On this date -- April 30 - in 1859, Charles Dickens' classic novel A Tale of Two Cities was first published in the periodical, All the Year Round (weekly installments until November 26). The Kerouac connection? Jack mentioned Dickens more than once in his journals and letters.
For example, in a letter to John Clellon Holmes on June 24, 1949, Kerouac wrote:
I've been thinking about you and have come to a pass where I feel qualified to suggest that, among other things, you should write immense novels about everybody, using the New York scene and the New York types (that is, us). But on a more social plane. Do you think you can write accurately about a madman like Allen? I should like to see you invent a potpourri out of [Alan] Ansen, [Bill] Cannastra, Allen G., the people who come to your parties, the San Remo the bars, the mad parties, big swirling vortexes like [Dostoyevsky's] The Possessed, not concentrating too much on one individual, but painting a large impassioned portrait like Dickens, only about the crazy generation. Because this is the Crazy Gen. If you do write the Allen novel . . . revelation is revolution . . . be sure to introduce everything else you can think of. This I believe to be your special genius: to see everybody as a whole. (Ann Charters' Jack Kerouac: Selected Letters 1940-1956, Penguin, 1995, pp. 199-200)
Maybe Holmes took Kerouac's advice a la Dickens to heart. His Beat novel, Go, saw print before Kerouac's On the Road by 5 years (1952 v. 1957), with the Allen Ginsberg character named "David Stofsky." Some say Go was the first Beat novel, while others point to Chandler Brossard's Who Walk in Darkness (1952).
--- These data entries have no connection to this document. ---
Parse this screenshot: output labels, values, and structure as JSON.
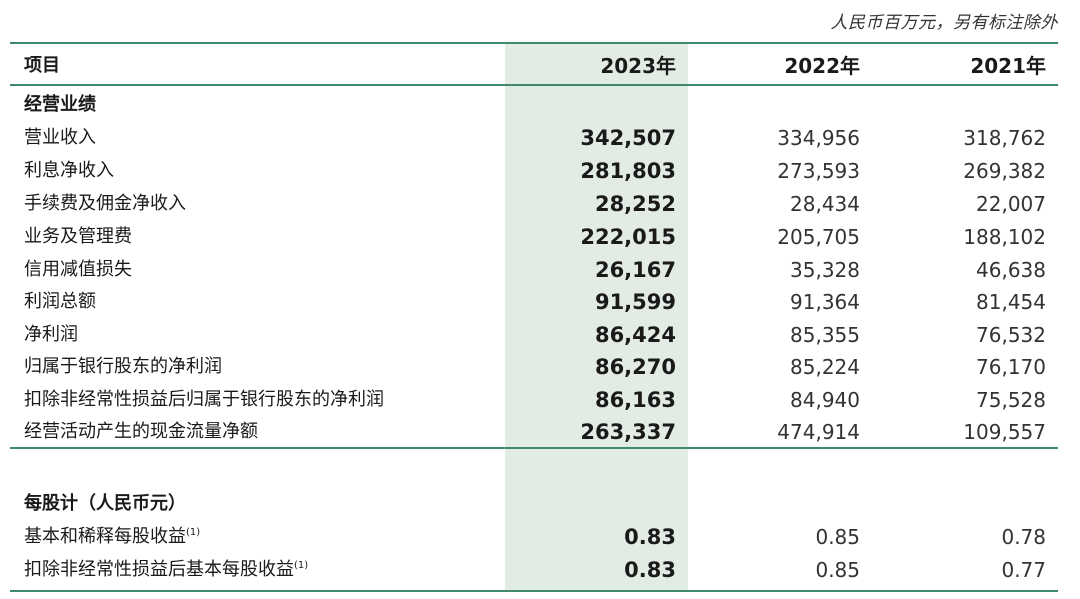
{
  "unit_note": "人民币百万元，另有标注除外",
  "header": {
    "label": "项目",
    "y2023": "2023年",
    "y2022": "2022年",
    "y2021": "2021年"
  },
  "section1": {
    "title": "经营业绩"
  },
  "rows": [
    {
      "label": "营业收入",
      "v2023": "342,507",
      "v2022": "334,956",
      "v2021": "318,762"
    },
    {
      "label": "利息净收入",
      "v2023": "281,803",
      "v2022": "273,593",
      "v2021": "269,382"
    },
    {
      "label": "手续费及佣金净收入",
      "v2023": "28,252",
      "v2022": "28,434",
      "v2021": "22,007"
    },
    {
      "label": "业务及管理费",
      "v2023": "222,015",
      "v2022": "205,705",
      "v2021": "188,102"
    },
    {
      "label": "信用减值损失",
      "v2023": "26,167",
      "v2022": "35,328",
      "v2021": "46,638"
    },
    {
      "label": "利润总额",
      "v2023": "91,599",
      "v2022": "91,364",
      "v2021": "81,454"
    },
    {
      "label": "净利润",
      "v2023": "86,424",
      "v2022": "85,355",
      "v2021": "76,532"
    },
    {
      "label": "归属于银行股东的净利润",
      "v2023": "86,270",
      "v2022": "85,224",
      "v2021": "76,170"
    },
    {
      "label": "扣除非经常性损益后归属于银行股东的净利润",
      "v2023": "86,163",
      "v2022": "84,940",
      "v2021": "75,528"
    },
    {
      "label": "经营活动产生的现金流量净额",
      "v2023": "263,337",
      "v2022": "474,914",
      "v2021": "109,557"
    }
  ],
  "section2": {
    "title": "每股计（人民币元）"
  },
  "eps_rows": [
    {
      "label": "基本和稀释每股收益",
      "note": "(1)",
      "v2023": "0.83",
      "v2022": "0.85",
      "v2021": "0.78"
    },
    {
      "label": "扣除非经常性损益后基本每股收益",
      "note": "(1)",
      "v2023": "0.83",
      "v2022": "0.85",
      "v2021": "0.77"
    }
  ]
}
According to Charters (Ibid., p. 448), Jack made an interesting entry in his notebook in 1954 about how he would reach Nirvana by the year 2000. Titled "Modified Ascetic Life," the entry concludes with:
Two philosophical falsehoods that led me astray:Jack certainly pursued excess and wrote details. I can understand his feelings of being led astray by the former, but the latter is a bit mysterious. Is he saying too much focus on details kills the life of a story? Does he regret the exquisite detail he captured when describing people and events in his novels? Hmmm . . . .
1. The pathway to wisdom is through excess. (Goethe)
2. The details are the life of it. (Dickens)
Anyway, there's your Kerouac-Dickens connection for this Tuesday morning.